(MATERIAL TO PROCESS)
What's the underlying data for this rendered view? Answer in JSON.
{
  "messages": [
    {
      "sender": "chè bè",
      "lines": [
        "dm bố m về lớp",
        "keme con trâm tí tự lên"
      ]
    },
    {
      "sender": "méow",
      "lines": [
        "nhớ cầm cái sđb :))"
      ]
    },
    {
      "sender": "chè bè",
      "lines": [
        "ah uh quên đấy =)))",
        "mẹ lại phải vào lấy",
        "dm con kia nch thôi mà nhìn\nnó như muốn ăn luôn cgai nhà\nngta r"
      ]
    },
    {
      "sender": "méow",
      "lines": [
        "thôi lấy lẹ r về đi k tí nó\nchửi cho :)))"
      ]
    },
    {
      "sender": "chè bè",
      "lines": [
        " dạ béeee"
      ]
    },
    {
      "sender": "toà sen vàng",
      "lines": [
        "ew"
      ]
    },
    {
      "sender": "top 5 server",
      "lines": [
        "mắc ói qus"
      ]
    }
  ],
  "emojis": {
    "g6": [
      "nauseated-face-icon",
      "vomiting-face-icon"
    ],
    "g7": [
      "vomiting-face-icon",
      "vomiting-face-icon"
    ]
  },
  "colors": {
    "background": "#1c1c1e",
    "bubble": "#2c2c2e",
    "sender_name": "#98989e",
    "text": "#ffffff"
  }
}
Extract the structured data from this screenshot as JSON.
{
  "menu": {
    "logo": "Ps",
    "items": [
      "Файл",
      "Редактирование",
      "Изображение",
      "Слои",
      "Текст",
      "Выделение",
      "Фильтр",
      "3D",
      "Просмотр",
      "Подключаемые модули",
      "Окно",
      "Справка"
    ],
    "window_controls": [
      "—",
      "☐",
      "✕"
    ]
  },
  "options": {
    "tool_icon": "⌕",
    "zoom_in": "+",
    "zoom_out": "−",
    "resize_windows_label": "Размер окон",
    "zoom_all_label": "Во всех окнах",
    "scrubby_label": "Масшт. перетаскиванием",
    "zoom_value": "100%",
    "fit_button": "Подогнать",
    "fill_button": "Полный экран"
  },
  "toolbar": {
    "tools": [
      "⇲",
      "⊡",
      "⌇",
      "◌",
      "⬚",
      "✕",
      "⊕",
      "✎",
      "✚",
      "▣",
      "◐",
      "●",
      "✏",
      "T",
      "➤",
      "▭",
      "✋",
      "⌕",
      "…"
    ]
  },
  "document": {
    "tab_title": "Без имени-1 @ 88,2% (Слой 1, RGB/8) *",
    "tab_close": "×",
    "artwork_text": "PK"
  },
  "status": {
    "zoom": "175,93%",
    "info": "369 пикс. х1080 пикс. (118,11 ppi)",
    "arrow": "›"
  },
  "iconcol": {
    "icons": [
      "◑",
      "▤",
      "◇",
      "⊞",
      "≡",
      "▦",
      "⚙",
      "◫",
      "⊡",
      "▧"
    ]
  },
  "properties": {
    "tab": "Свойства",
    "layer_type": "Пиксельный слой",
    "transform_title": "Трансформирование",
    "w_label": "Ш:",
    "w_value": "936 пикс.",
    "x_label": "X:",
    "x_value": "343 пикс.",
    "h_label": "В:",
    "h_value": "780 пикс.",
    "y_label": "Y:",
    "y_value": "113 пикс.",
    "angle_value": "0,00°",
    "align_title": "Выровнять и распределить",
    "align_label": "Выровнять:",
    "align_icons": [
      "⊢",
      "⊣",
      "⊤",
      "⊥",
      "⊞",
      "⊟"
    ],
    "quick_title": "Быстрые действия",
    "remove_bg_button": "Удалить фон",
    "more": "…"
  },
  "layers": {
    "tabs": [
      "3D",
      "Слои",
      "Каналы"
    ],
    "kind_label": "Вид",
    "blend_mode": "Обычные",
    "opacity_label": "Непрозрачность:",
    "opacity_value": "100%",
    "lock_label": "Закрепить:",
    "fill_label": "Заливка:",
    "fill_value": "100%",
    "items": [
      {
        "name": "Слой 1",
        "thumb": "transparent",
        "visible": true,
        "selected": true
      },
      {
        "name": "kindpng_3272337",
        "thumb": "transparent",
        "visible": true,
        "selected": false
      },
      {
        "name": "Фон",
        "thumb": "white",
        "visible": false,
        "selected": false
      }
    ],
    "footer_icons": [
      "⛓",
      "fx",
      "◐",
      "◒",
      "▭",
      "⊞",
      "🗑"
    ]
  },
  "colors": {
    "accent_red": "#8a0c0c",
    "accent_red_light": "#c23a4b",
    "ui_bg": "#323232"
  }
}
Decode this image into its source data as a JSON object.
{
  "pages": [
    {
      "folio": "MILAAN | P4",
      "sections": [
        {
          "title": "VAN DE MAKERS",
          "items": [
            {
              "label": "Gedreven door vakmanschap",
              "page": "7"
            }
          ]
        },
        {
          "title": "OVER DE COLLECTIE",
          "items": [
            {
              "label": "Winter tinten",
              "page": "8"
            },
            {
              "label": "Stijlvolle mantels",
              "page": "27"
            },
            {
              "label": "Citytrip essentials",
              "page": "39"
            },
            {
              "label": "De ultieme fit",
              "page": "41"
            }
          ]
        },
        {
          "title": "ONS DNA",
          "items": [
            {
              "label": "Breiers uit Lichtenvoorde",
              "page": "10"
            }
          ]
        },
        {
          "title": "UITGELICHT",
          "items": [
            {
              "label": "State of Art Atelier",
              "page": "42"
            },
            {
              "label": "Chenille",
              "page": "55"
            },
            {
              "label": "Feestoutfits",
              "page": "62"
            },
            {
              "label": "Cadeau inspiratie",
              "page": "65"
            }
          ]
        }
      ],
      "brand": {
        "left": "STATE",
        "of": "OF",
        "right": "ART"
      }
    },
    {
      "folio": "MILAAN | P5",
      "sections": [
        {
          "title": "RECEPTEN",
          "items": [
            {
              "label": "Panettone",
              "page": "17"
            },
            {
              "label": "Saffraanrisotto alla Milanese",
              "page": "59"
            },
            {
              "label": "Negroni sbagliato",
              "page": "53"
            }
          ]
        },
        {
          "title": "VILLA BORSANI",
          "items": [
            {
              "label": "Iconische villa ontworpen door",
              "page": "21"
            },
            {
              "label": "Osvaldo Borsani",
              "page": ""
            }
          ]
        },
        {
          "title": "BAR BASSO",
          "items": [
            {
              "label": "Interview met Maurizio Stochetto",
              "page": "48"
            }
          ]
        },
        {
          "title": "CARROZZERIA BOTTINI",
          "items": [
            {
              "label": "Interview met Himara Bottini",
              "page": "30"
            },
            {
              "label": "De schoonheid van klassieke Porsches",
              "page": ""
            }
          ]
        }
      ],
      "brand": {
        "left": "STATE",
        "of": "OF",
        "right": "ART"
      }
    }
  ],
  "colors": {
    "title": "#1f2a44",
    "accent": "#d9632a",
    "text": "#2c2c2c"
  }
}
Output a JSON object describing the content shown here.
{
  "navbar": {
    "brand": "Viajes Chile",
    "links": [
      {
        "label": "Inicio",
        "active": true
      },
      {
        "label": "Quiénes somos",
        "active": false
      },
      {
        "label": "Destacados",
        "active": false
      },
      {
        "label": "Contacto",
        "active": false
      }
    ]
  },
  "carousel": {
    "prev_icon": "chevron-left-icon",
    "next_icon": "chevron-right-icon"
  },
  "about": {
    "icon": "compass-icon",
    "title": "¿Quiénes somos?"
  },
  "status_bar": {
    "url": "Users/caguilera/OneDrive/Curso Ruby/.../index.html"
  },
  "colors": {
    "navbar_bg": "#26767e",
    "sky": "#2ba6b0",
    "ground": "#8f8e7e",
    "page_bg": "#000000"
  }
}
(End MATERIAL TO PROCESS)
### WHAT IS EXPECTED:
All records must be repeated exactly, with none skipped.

### ANSWER SPACE:
What's the underlying data for this rendered view? Answer in JSON.
{
  "messages": [
    {
      "sender": "chè bè",
      "lines": [
        "dm bố m về lớp",
        "keme con trâm tí tự lên"
      ]
    },
    {
      "sender": "méow",
      "lines": [
        "nhớ cầm cái sđb :))"
      ]
    },
    {
      "sender": "chè bè",
      "lines": [
        "ah uh quên đấy =)))",
        "mẹ lại phải vào lấy",
        "dm con kia nch thôi mà nhìn\nnó như muốn ăn luôn cgai nhà\nngta r"
      ]
    },
    {
      "sender": "méow",
      "lines": [
        "thôi lấy lẹ r về đi k tí nó\nchửi cho :)))"
      ]
    },
    {
      "sender": "chè bè",
      "lines": [
        " dạ béeee"
      ]
    },
    {
      "sender": "toà sen vàng",
      "lines": [
        "ew"
      ]
    },
    {
      "sender": "top 5 server",
      "lines": [
        "mắc ói qus"
      ]
    }
  ],
  "emojis": {
    "g6": [
      "nauseated-face-icon",
      "vomiting-face-icon"
    ],
    "g7": [
      "vomiting-face-icon",
      "vomiting-face-icon"
    ]
  },
  "colors": {
    "background": "#1c1c1e",
    "bubble": "#2c2c2e",
    "sender_name": "#98989e",
    "text": "#ffffff"
  }
}
Extract the structured data from this screenshot as JSON.
{
  "menu": {
    "logo": "Ps",
    "items": [
      "Файл",
      "Редактирование",
      "Изображение",
      "Слои",
      "Текст",
      "Выделение",
      "Фильтр",
      "3D",
      "Просмотр",
      "Подключаемые модули",
      "Окно",
      "Справка"
    ],
    "window_controls": [
      "—",
      "☐",
      "✕"
    ]
  },
  "options": {
    "tool_icon": "⌕",
    "zoom_in": "+",
    "zoom_out": "−",
    "resize_windows_label": "Размер окон",
    "zoom_all_label": "Во всех окнах",
    "scrubby_label": "Масшт. перетаскиванием",
    "zoom_value": "100%",
    "fit_button": "Подогнать",
    "fill_button": "Полный экран"
  },
  "toolbar": {
    "tools": [
      "⇲",
      "⊡",
      "⌇",
      "◌",
      "⬚",
      "✕",
      "⊕",
      "✎",
      "✚",
      "▣",
      "◐",
      "●",
      "✏",
      "T",
      "➤",
      "▭",
      "✋",
      "⌕",
      "…"
    ]
  },
  "document": {
    "tab_title": "Без имени-1 @ 88,2% (Слой 1, RGB/8) *",
    "tab_close": "×",
    "artwork_text": "PK"
  },
  "status": {
    "zoom": "175,93%",
    "info": "369 пикс. х1080 пикс. (118,11 ppi)",
    "arrow": "›"
  },
  "iconcol": {
    "icons": [
      "◑",
      "▤",
      "◇",
      "⊞",
      "≡",
      "▦",
      "⚙",
      "◫",
      "⊡",
      "▧"
    ]
  },
  "properties": {
    "tab": "Свойства",
    "layer_type": "Пиксельный слой",
    "transform_title": "Трансформирование",
    "w_label": "Ш:",
    "w_value": "936 пикс.",
    "x_label": "X:",
    "x_value": "343 пикс.",
    "h_label": "В:",
    "h_value": "780 пикс.",
    "y_label": "Y:",
    "y_value": "113 пикс.",
    "angle_value": "0,00°",
    "align_title": "Выровнять и распределить",
    "align_label": "Выровнять:",
    "align_icons": [
      "⊢",
      "⊣",
      "⊤",
      "⊥",
      "⊞",
      "⊟"
    ],
    "quick_title": "Быстрые действия",
    "remove_bg_button": "Удалить фон",
    "more": "…"
  },
  "layers": {
    "tabs": [
      "3D",
      "Слои",
      "Каналы"
    ],
    "kind_label": "Вид",
    "blend_mode": "Обычные",
    "opacity_label": "Непрозрачность:",
    "opacity_value": "100%",
    "lock_label": "Закрепить:",
    "fill_label": "Заливка:",
    "fill_value": "100%",
    "items": [
      {
        "name": "Слой 1",
        "thumb": "transparent",
        "visible": true,
        "selected": true
      },
      {
        "name": "kindpng_3272337",
        "thumb": "transparent",
        "visible": true,
        "selected": false
      },
      {
        "name": "Фон",
        "thumb": "white",
        "visible": false,
        "selected": false
      }
    ],
    "footer_icons": [
      "⛓",
      "fx",
      "◐",
      "◒",
      "▭",
      "⊞",
      "🗑"
    ]
  },
  "colors": {
    "accent_red": "#8a0c0c",
    "accent_red_light": "#c23a4b",
    "ui_bg": "#323232"
  }
}
Decode this image into its source data as a JSON object.
{
  "pages": [
    {
      "folio": "MILAAN | P4",
      "sections": [
        {
          "title": "VAN DE MAKERS",
          "items": [
            {
              "label": "Gedreven door vakmanschap",
              "page": "7"
            }
          ]
        },
        {
          "title": "OVER DE COLLECTIE",
          "items": [
            {
              "label": "Winter tinten",
              "page": "8"
            },
            {
              "label": "Stijlvolle mantels",
              "page": "27"
            },
            {
              "label": "Citytrip essentials",
              "page": "39"
            },
            {
              "label": "De ultieme fit",
              "page": "41"
            }
          ]
        },
        {
          "title": "ONS DNA",
          "items": [
            {
              "label": "Breiers uit Lichtenvoorde",
              "page": "10"
            }
          ]
        },
        {
          "title": "UITGELICHT",
          "items": [
            {
              "label": "State of Art Atelier",
              "page": "42"
            },
            {
              "label": "Chenille",
              "page": "55"
            },
            {
              "label": "Feestoutfits",
              "page": "62"
            },
            {
              "label": "Cadeau inspiratie",
              "page": "65"
            }
          ]
        }
      ],
      "brand": {
        "left": "STATE",
        "of": "OF",
        "right": "ART"
      }
    },
    {
      "folio": "MILAAN | P5",
      "sections": [
        {
          "title": "RECEPTEN",
          "items": [
            {
              "label": "Panettone",
              "page": "17"
            },
            {
              "label": "Saffraanrisotto alla Milanese",
              "page": "59"
            },
            {
              "label": "Negroni sbagliato",
              "page": "53"
            }
          ]
        },
        {
          "title": "VILLA BORSANI",
          "items": [
            {
              "label": "Iconische villa ontworpen door",
              "page": "21"
            },
            {
              "label": "Osvaldo Borsani",
              "page": ""
            }
          ]
        },
        {
          "title": "BAR BASSO",
          "items": [
            {
              "label": "Interview met Maurizio Stochetto",
              "page": "48"
            }
          ]
        },
        {
          "title": "CARROZZERIA BOTTINI",
          "items": [
            {
              "label": "Interview met Himara Bottini",
              "page": "30"
            },
            {
              "label": "De schoonheid van klassieke Porsches",
              "page": ""
            }
          ]
        }
      ],
      "brand": {
        "left": "STATE",
        "of": "OF",
        "right": "ART"
      }
    }
  ],
  "colors": {
    "title": "#1f2a44",
    "accent": "#d9632a",
    "text": "#2c2c2c"
  }
}
Output a JSON object describing the content shown here.
{
  "navbar": {
    "brand": "Viajes Chile",
    "links": [
      {
        "label": "Inicio",
        "active": true
      },
      {
        "label": "Quiénes somos",
        "active": false
      },
      {
        "label": "Destacados",
        "active": false
      },
      {
        "label": "Contacto",
        "active": false
      }
    ]
  },
  "carousel": {
    "prev_icon": "chevron-left-icon",
    "next_icon": "chevron-right-icon"
  },
  "about": {
    "icon": "compass-icon",
    "title": "¿Quiénes somos?"
  },
  "status_bar": {
    "url": "Users/caguilera/OneDrive/Curso Ruby/.../index.html"
  },
  "colors": {
    "navbar_bg": "#26767e",
    "sky": "#2ba6b0",
    "ground": "#8f8e7e",
    "page_bg": "#000000"
  }
}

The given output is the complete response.